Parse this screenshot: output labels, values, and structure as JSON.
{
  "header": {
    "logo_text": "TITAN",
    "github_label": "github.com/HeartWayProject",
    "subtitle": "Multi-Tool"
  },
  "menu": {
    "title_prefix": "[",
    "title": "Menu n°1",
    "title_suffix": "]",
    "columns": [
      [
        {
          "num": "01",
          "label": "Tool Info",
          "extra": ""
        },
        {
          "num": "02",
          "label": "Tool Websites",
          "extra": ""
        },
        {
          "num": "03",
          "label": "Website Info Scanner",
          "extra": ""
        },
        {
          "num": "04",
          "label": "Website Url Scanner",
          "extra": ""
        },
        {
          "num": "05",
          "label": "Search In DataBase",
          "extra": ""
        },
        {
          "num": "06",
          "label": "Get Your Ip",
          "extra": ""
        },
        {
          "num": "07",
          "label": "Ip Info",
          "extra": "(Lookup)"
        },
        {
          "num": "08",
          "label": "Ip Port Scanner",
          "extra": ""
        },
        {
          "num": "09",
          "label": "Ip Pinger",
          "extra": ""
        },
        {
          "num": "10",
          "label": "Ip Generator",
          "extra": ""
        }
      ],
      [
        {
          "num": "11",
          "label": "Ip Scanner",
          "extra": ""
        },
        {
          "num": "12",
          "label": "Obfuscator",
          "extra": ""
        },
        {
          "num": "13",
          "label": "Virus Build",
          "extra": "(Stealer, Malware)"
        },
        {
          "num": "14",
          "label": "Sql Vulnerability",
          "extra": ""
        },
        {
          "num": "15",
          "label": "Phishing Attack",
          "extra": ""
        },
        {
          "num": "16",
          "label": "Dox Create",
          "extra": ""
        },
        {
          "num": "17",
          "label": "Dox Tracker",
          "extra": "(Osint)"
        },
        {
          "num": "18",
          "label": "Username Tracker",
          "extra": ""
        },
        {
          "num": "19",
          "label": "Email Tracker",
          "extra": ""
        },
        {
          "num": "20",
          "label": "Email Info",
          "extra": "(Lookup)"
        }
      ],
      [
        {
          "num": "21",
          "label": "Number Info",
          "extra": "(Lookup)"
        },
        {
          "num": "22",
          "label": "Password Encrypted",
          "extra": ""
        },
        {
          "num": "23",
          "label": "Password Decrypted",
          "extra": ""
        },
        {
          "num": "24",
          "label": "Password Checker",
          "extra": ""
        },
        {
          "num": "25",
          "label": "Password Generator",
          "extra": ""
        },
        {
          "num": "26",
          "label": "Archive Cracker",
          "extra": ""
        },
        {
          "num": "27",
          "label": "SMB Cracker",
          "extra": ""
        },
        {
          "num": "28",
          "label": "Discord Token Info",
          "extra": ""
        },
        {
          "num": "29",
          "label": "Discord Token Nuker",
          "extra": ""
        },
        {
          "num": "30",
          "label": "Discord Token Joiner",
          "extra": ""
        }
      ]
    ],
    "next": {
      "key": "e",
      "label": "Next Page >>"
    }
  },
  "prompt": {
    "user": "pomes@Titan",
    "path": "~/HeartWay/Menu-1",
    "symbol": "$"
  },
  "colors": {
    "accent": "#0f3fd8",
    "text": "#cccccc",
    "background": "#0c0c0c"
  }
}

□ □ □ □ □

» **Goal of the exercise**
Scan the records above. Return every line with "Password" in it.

» **Response for this exercise**
          "label": "Password Encrypted",
          "label": "Password Decrypted",
          "label": "Password Checker",
          "label": "Password Generator",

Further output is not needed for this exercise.